Look over the lines below. Report each one that includes the string "this".

> **RECORDS SUPPLIED**:
☆ ☆ ☆ ☆
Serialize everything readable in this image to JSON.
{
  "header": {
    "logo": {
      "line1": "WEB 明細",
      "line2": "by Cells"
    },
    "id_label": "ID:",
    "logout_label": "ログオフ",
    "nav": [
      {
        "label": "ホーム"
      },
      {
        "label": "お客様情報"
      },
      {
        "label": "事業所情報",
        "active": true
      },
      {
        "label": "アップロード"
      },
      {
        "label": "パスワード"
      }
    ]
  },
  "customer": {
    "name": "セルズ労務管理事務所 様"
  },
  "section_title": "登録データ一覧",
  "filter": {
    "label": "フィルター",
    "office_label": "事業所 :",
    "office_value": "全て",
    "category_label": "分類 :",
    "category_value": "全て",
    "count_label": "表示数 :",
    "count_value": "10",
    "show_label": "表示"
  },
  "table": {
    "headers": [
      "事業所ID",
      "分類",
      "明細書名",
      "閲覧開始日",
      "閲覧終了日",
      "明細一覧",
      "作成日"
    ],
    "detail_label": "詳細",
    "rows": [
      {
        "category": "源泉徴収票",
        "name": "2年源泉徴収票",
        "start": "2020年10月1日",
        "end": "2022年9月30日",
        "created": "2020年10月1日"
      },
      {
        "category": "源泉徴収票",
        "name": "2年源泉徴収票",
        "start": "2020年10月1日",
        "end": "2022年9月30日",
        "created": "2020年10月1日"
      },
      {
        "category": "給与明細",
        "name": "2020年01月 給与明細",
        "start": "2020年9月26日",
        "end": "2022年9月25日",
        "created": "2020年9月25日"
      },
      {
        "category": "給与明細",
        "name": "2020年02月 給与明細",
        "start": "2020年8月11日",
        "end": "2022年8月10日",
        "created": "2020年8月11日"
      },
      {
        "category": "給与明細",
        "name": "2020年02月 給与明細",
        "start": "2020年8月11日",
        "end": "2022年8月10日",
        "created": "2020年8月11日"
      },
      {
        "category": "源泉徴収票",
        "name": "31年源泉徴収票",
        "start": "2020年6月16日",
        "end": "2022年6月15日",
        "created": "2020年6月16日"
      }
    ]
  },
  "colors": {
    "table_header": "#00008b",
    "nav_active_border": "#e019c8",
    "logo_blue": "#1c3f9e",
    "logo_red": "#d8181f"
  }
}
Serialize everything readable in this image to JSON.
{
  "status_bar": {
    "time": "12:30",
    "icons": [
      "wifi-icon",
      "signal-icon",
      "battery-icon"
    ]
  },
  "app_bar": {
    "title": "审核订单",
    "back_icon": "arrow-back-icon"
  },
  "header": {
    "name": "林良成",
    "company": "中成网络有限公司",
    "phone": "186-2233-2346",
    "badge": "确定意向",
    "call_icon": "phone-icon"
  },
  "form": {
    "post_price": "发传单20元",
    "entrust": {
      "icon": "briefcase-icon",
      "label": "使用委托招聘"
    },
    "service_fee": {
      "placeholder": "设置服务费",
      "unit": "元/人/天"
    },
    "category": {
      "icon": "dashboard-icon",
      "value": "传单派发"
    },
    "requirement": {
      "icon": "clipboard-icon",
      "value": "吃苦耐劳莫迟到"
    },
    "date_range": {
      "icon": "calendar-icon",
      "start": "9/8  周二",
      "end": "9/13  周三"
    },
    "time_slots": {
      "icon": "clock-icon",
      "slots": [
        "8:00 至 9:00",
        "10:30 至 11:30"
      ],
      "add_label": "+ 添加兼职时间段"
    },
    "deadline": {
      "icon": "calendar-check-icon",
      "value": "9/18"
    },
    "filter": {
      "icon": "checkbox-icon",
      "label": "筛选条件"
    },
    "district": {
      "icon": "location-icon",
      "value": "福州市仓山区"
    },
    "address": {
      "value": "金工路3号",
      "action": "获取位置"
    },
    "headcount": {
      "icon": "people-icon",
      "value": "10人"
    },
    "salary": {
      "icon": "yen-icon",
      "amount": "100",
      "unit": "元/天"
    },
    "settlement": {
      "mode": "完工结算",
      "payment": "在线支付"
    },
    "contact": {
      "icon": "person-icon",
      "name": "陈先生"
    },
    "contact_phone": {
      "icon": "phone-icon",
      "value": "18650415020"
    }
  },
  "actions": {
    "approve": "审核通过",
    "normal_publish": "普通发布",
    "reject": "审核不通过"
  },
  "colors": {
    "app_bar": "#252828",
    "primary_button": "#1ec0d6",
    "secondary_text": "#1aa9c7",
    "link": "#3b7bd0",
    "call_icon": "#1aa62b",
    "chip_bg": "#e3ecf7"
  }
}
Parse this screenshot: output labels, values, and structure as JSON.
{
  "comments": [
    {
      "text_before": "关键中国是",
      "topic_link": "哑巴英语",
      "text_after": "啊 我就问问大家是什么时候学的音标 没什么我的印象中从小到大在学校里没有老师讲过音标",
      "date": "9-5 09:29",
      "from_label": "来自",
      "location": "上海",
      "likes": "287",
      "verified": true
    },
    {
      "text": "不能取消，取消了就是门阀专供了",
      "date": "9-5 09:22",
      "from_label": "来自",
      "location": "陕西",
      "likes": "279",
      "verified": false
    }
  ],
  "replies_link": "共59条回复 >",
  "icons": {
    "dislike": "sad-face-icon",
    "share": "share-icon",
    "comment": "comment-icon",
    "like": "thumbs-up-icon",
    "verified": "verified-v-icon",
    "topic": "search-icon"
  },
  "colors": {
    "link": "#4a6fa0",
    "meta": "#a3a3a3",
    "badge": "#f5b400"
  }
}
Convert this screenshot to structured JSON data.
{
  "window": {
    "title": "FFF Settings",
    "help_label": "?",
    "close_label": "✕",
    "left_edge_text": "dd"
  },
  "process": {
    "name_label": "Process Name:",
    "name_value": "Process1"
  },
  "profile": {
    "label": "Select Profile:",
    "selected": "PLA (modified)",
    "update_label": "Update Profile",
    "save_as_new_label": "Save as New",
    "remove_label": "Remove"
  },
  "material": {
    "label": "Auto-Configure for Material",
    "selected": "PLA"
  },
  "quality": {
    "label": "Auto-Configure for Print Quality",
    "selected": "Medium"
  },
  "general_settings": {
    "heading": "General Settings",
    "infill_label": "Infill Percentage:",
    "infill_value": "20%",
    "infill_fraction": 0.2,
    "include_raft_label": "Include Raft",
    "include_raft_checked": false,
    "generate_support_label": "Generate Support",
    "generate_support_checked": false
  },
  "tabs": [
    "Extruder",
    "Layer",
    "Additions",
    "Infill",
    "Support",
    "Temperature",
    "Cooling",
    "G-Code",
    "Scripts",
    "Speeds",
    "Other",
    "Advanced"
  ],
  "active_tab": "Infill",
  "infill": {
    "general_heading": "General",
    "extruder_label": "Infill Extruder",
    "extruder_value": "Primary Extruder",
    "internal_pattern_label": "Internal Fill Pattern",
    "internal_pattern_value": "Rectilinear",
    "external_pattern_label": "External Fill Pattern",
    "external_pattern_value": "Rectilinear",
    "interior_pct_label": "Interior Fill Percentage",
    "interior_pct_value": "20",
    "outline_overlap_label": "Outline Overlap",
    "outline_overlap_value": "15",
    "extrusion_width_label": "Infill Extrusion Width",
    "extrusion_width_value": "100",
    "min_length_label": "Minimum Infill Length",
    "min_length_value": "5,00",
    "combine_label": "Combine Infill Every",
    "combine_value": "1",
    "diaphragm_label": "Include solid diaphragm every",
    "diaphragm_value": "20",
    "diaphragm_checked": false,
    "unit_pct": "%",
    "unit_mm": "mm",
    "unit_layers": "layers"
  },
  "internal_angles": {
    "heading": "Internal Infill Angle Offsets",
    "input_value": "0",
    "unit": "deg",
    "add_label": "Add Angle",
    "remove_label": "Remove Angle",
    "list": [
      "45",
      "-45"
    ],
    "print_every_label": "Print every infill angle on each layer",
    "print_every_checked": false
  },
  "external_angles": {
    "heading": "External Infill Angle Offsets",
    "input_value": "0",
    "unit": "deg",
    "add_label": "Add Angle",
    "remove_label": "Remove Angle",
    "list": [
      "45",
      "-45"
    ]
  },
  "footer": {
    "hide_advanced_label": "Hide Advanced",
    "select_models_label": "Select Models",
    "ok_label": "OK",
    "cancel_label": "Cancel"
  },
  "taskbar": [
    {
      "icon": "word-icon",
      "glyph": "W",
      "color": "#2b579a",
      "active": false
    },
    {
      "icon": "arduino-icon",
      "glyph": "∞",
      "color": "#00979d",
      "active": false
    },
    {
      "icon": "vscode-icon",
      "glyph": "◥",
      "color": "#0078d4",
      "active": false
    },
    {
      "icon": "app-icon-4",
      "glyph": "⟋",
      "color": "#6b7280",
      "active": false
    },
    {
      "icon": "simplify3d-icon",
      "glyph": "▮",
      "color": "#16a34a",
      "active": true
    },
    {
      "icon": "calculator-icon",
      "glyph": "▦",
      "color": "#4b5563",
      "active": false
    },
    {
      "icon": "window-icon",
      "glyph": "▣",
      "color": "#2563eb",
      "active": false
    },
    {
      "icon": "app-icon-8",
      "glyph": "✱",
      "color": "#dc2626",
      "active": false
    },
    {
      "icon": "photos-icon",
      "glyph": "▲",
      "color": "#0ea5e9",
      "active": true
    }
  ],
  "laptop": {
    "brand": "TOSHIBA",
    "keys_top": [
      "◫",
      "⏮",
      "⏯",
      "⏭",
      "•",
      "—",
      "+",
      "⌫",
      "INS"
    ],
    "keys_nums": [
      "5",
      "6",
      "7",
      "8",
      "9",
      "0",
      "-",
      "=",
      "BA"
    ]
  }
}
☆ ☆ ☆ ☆
> **ANSWER SPACE**:
Serialize everything readable in this image to JSON.
Serialize everything readable in this image to JSON.
Parse this screenshot: output labels, values, and structure as JSON.
Convert this screenshot to structured JSON data.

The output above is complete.